The Law Commission’s report published recently recommended a complete overhaul of the current weddings law which it found to be archaic. The aim of its recommendations is to give couples more freedom about how they celebrate their weddings, while also maintaining, and indeed strengthening, protection against forced, predatory or sham marriages.
The Law Commission has been looking into this for some time, since it found the present wedding law is “… stuck in time” and “…does not meet the needs of the diverse society which makes up England and Wales today”.
As Sue Andrews, partner in the family team at B P Collins explains, couples marrying in England and Wales currently, must choose between a civil wedding or a religious wedding. And what might surprise people is that a religious wedding is sub-divided into the following types – Church of England or Church of Wales, Jewish, Quaker and any other religious group, and each one is subject to different rules and regulations.
And perhaps even more surprising, it is not possible to include in a civil ceremony, any form of religious content, so no hymns or readings which can cause a problem where for instance one partner has a faith and the other does not or a couple have different faiths.
As a result many couples are choosing not to legally marry, marry abroad or to incur the expense of two ceremonies – one which complies with the law and another which reflects them as individuals and their beliefs.
Another problem arising from the current weddings law is that some couples have a ceremony, which one or both of them do not realise that it is not legally binding and so gives them no legal status and could leave them vulnerable if their relationship breaks down or upon the death of one of them.
The recommendations would bring the Weddings Law of England and Wales in line with laws close to home such as in Scotland, Northern Ireland, Jersey and Guernsey, and also further afield such as Australia, New Zealand and Canada.
As Sue reflects, two of the most memorable weddings she attended were on a beach near Sydney and in a family garden in Perth, Western Australia. “It was the simplicity and personal element that meant the weddings were about my friends who were marrying. There was no formula around them. I would love to see the changes become law here”.
The Law Commission’s proposals
By changing the system to one based upon an officiant responsible for the ceremony, rather than one based upon the regulation of the building in which the ceremony takes place, the same legal regulations would apply to all weddings.
There would still be the need to give notice, however the process would be more streamlined. The Law Commission also recommends an in-person interview, this is to guard against someone being forced or coerced into marriage, not having the mental capacity to enter into marriage and also sham marriages.

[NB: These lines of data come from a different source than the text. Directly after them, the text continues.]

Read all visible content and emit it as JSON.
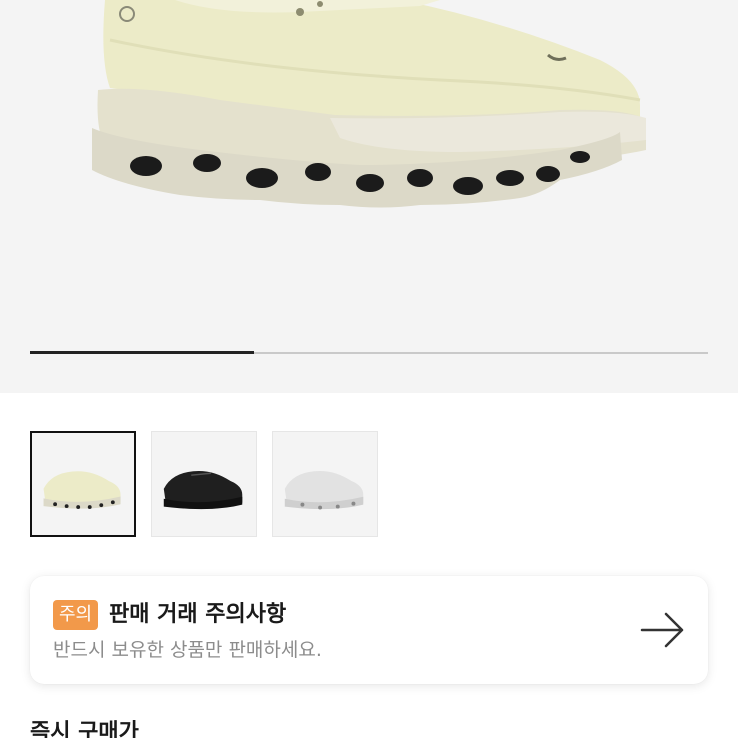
{
  "product": {
    "image_icon": "shoe-image",
    "gallery": {
      "progress": 0.33,
      "thumbnails": [
        {
          "icon": "cream-shoe-thumbnail",
          "selected": true
        },
        {
          "icon": "black-shoe-thumbnail",
          "selected": false
        },
        {
          "icon": "white-shoe-thumbnail",
          "selected": false
        }
      ]
    }
  },
  "notice": {
    "badge": "주의",
    "title": "판매 거래 주의사항",
    "subtitle": "반드시 보유한 상품만 판매하세요.",
    "arrow_icon": "arrow-right-icon",
    "badge_color": "#f2994a"
  },
  "section": {
    "label": "즉시 구매가"
  }
}
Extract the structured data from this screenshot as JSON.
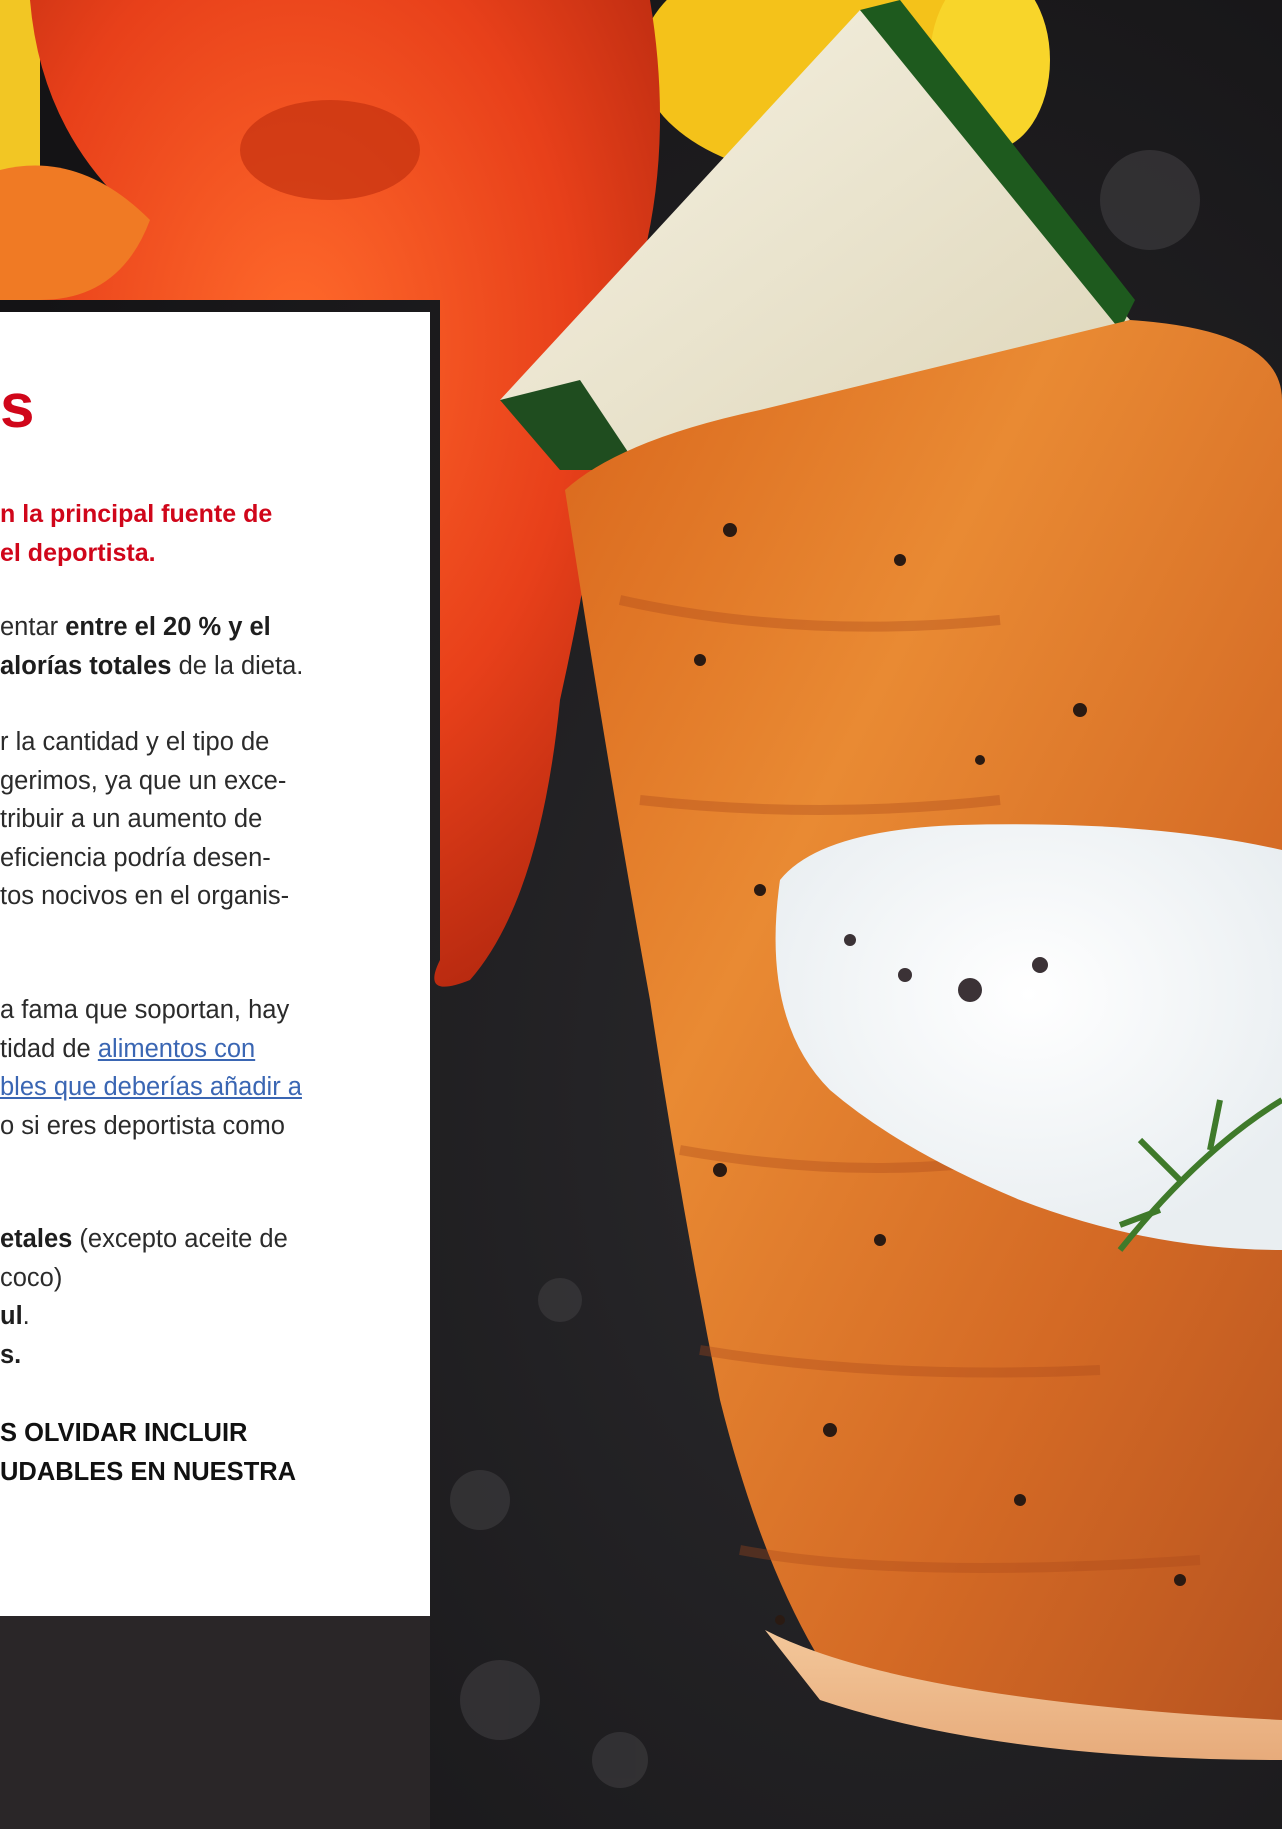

There would also need to be a ceremony and an officiant’s (who would be trained and regulated) in attendance, “responsible for upholding the dignity and solemnity of marriage” key role would be ensuring that the couple expressly give their consent, sign the schedule to which there will still need to be two witnesses and ensure it is registered. However, the officiant need not conduct the ceremony.
The couple could also choose a location which has meaning to them – this could be in their home, in a forest, on a beach, a local park or village hall, a requirement being that the officiant must approve the location and in doing so consider it safe for those attending, and also a location at which the couple can focus on expressing their consent and the significance of that they are doing (“the dignity of the location”).
A couple will also have flexibility about the content of their ceremony. Again, the content must be approved by the officiant, however these changes will mean that a couple can have a ceremony personal to them; one which reflects their values and beliefs and one which could reflect a couple’s interfaith beliefs or non-religious beliefs and the Law Commission makes specific reference to the possibility of humanist ceremonies.
Sue says that these changes would bring about equal treatment to all religions and those with no faith. They will also enable a couple to have a ceremony which reflects them as well as their budgets. The day would really be about the couple. These are however only recommendations at this stage, but hopefully the new government will accept the same and herald in these long overdue changes.
For further advice or information on family matters, please contact family partner, Sue Andrews, B P Collins on 01753 279046 or email email@example.com.